After walking around downtown Wichita, we finally or I finally decided to visit one of the museums located in the area. The clouds were getting dark and we passed by this museum earlier and since we were heading back to the car, I went inside while Deelow and Corvo walked around the block.
I went inside where it was a little cool and we paid $7 plus tax. I didn’t look at the exhibits inside, went out to see the great trains themselves. As I ask inquire and walk out here is the history of how the museum came to be.
“The Great Plains Transportation Museum, Inc., (GPTM), incorporated in 1983, was an outgrowth of the former Great Plains Railway Museum, which was closed in 1977 and placed into storage when it lost its home on the second floor of Union Station. At the time, Union Station was to undergo an extensive renovation through an urban renewal project and the Railway Museum was to eventually have a place in the Union Station building again. The new home in the Union Station building never materialized, so a small group of railroad enthusiasts decided that if there were to be a railroad-oriented museum in Wichita, it would be necessary to incorporate a new museum.
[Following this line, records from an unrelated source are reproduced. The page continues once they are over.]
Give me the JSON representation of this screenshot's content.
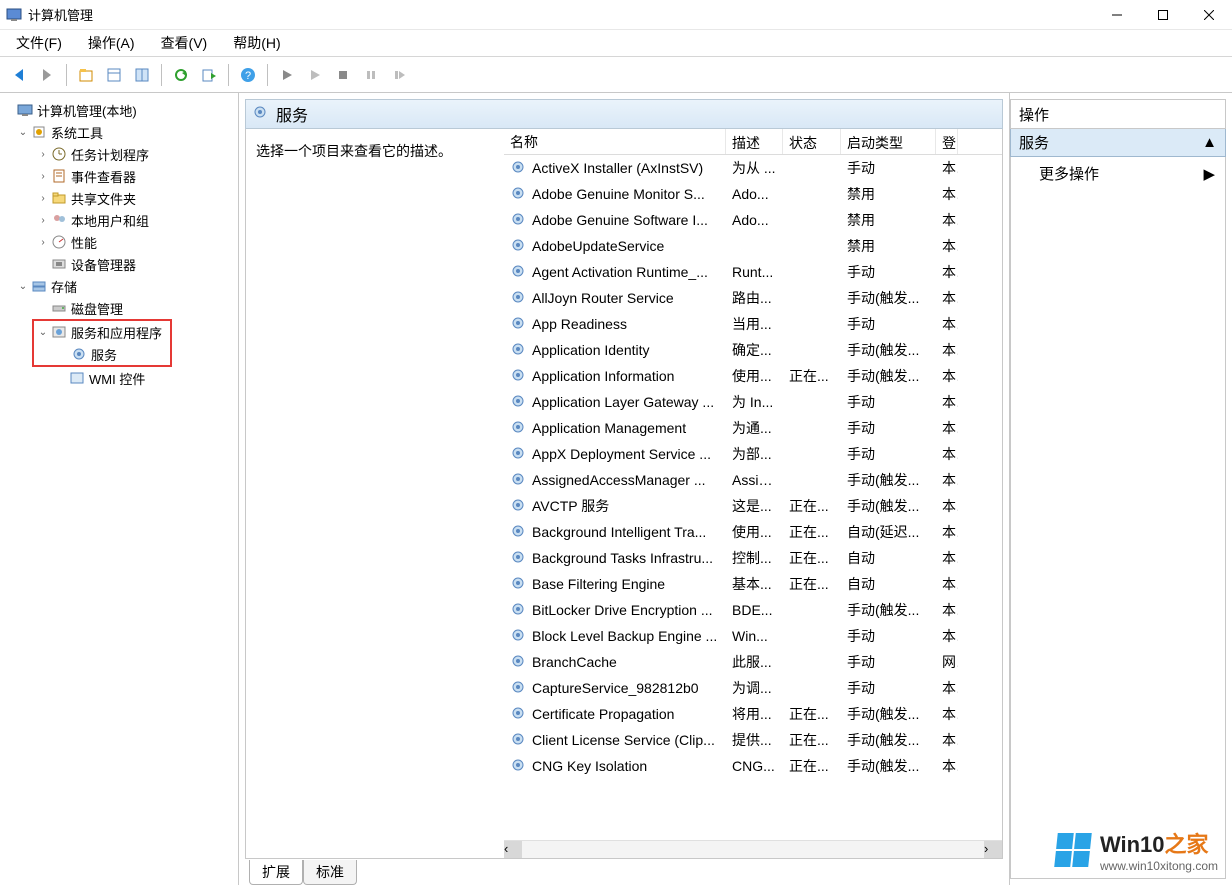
{
  "window": {
    "title": "计算机管理"
  },
  "menu": {
    "file": "文件(F)",
    "action": "操作(A)",
    "view": "查看(V)",
    "help": "帮助(H)"
  },
  "tree": {
    "root": "计算机管理(本地)",
    "system_tools": "系统工具",
    "task_scheduler": "任务计划程序",
    "event_viewer": "事件查看器",
    "shared_folders": "共享文件夹",
    "local_users": "本地用户和组",
    "performance": "性能",
    "device_manager": "设备管理器",
    "storage": "存储",
    "disk_mgmt": "磁盘管理",
    "services_apps": "服务和应用程序",
    "services": "服务",
    "wmi": "WMI 控件"
  },
  "center": {
    "header": "服务",
    "description_prompt": "选择一个项目来查看它的描述。",
    "columns": {
      "name": "名称",
      "desc": "描述",
      "state": "状态",
      "startup": "启动类型",
      "logon": "登"
    },
    "tabs": {
      "extended": "扩展",
      "standard": "标准"
    }
  },
  "services": [
    {
      "name": "ActiveX Installer (AxInstSV)",
      "desc": "为从 ...",
      "state": "",
      "startup": "手动",
      "logon": "本"
    },
    {
      "name": "Adobe Genuine Monitor S...",
      "desc": "Ado...",
      "state": "",
      "startup": "禁用",
      "logon": "本"
    },
    {
      "name": "Adobe Genuine Software I...",
      "desc": "Ado...",
      "state": "",
      "startup": "禁用",
      "logon": "本"
    },
    {
      "name": "AdobeUpdateService",
      "desc": "",
      "state": "",
      "startup": "禁用",
      "logon": "本"
    },
    {
      "name": "Agent Activation Runtime_...",
      "desc": "Runt...",
      "state": "",
      "startup": "手动",
      "logon": "本"
    },
    {
      "name": "AllJoyn Router Service",
      "desc": "路由...",
      "state": "",
      "startup": "手动(触发...",
      "logon": "本"
    },
    {
      "name": "App Readiness",
      "desc": "当用...",
      "state": "",
      "startup": "手动",
      "logon": "本"
    },
    {
      "name": "Application Identity",
      "desc": "确定...",
      "state": "",
      "startup": "手动(触发...",
      "logon": "本"
    },
    {
      "name": "Application Information",
      "desc": "使用...",
      "state": "正在...",
      "startup": "手动(触发...",
      "logon": "本"
    },
    {
      "name": "Application Layer Gateway ...",
      "desc": "为 In...",
      "state": "",
      "startup": "手动",
      "logon": "本"
    },
    {
      "name": "Application Management",
      "desc": "为通...",
      "state": "",
      "startup": "手动",
      "logon": "本"
    },
    {
      "name": "AppX Deployment Service ...",
      "desc": "为部...",
      "state": "",
      "startup": "手动",
      "logon": "本"
    },
    {
      "name": "AssignedAccessManager ...",
      "desc": "Assig...",
      "state": "",
      "startup": "手动(触发...",
      "logon": "本"
    },
    {
      "name": "AVCTP 服务",
      "desc": "这是...",
      "state": "正在...",
      "startup": "手动(触发...",
      "logon": "本"
    },
    {
      "name": "Background Intelligent Tra...",
      "desc": "使用...",
      "state": "正在...",
      "startup": "自动(延迟...",
      "logon": "本"
    },
    {
      "name": "Background Tasks Infrastru...",
      "desc": "控制...",
      "state": "正在...",
      "startup": "自动",
      "logon": "本"
    },
    {
      "name": "Base Filtering Engine",
      "desc": "基本...",
      "state": "正在...",
      "startup": "自动",
      "logon": "本"
    },
    {
      "name": "BitLocker Drive Encryption ...",
      "desc": "BDE...",
      "state": "",
      "startup": "手动(触发...",
      "logon": "本"
    },
    {
      "name": "Block Level Backup Engine ...",
      "desc": "Win...",
      "state": "",
      "startup": "手动",
      "logon": "本"
    },
    {
      "name": "BranchCache",
      "desc": "此服...",
      "state": "",
      "startup": "手动",
      "logon": "网"
    },
    {
      "name": "CaptureService_982812b0",
      "desc": "为调...",
      "state": "",
      "startup": "手动",
      "logon": "本"
    },
    {
      "name": "Certificate Propagation",
      "desc": "将用...",
      "state": "正在...",
      "startup": "手动(触发...",
      "logon": "本"
    },
    {
      "name": "Client License Service (Clip...",
      "desc": "提供...",
      "state": "正在...",
      "startup": "手动(触发...",
      "logon": "本"
    },
    {
      "name": "CNG Key Isolation",
      "desc": "CNG...",
      "state": "正在...",
      "startup": "手动(触发...",
      "logon": "本"
    }
  ],
  "actions": {
    "header": "操作",
    "section": "服务",
    "more": "更多操作"
  },
  "watermark": {
    "brand_main": "Win10",
    "brand_suffix": "之家",
    "url": "www.win10xitong.com"
  }
}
In the meantime, the City of Wichita sold the former Union Station building to Multi Media Cable Vision. The sale of Union Station included former Santa Fe locomotive 3768, which the cable company did not need for its business, so they donated it to the Museum.
There were a couple of other locomotives and trains in grounds and at account the museum’s collection includes 6 locomotives and several pieces of rolling stock used on freight and passenger trains.
- Atchison, Topeka and Santa Fe Railway 4-8-4 steam locomotive #3768.
- Atchison, Topeka and Santa Fe Railway EMD SDFP45 diesel locomotive #93.
- Burlington Northern Railroad EMD NW2 diesel locomotive #421 (Ex-St. Louis – San Francisco Railway #261)
- Various other diesel locomotives
- An electric locomotive
- A drover’s car
- A tank car
- Maintenance of way equipment
- A Postal storage car
- A heavyweight baggage car
- Various types of cabooses
The steam locomotive was a feature attraction the Museum needed before opening its doors to the public. Already on hand from the former Great Plains Railway Museum were a Frisco wooden caboose, a Santa Fe drovers’ car, and a former KG & E electric locomotive. The Burlington Northern Railroad had donated a former Frisco switcher locomotive that was sitting in storage on their property.
Santa Fe 93
“Santa Fe diesel locomotive #93 was one of nine FP-45 passenger diesels built in 1967 by General Motor’s Electro Motive Division (EMD) for Santa Fe. Originally numbered #103, it served for 31 years, and was assigned several different numbers and paint schemes. The FP-45 was a variation of similar EMD freight locomotive designs. However, it was geared for passenger train speeds, and included a steam generator (item 21), which was used for climate control in passenger cars.”
I explored around the locomotives, entering and looking inside. Taking pictures and then I went back inside the building and looked at the exhibits from parts of a train, to rail tracks, lights and anything related to railroads and its vehicles. As I walk here is the continuation the museum’s history.
“A volunteer crew erected a fence in the summer of 1985 for enclosing the property and to protect the outdoor displays. Because the Museum would also need some office space, gift shop space, and indoor display space, a lease for a small portion of the Player Piano building was also negotiated.
Doors were first opened to the public in December 1986. The Museum held a “Grand Opening” the following June and by then a small admission was charged instead of relying only on donations and gift shop sales for income.
After its official opening the GPTM has acquired additional rolling stock over the years — such as two industrial locomotives, some cabooses, a tank car, and a former Santa Fe diesel electric locomotive — and various artifacts and memorabilia, and books.
In addition to visitors from the Wichita and the nearby surrounding area, there have been visitors from other parts of Kansas, numerous other states, and a variety of foreign countries.”
It didn’t take much long for me to look around the museum, and even though there were some souvenirs to be bought. I held myself from doing so. I went out and look for Deelow and Corvo since the rain have start sprinkling.
Here are the links for more information: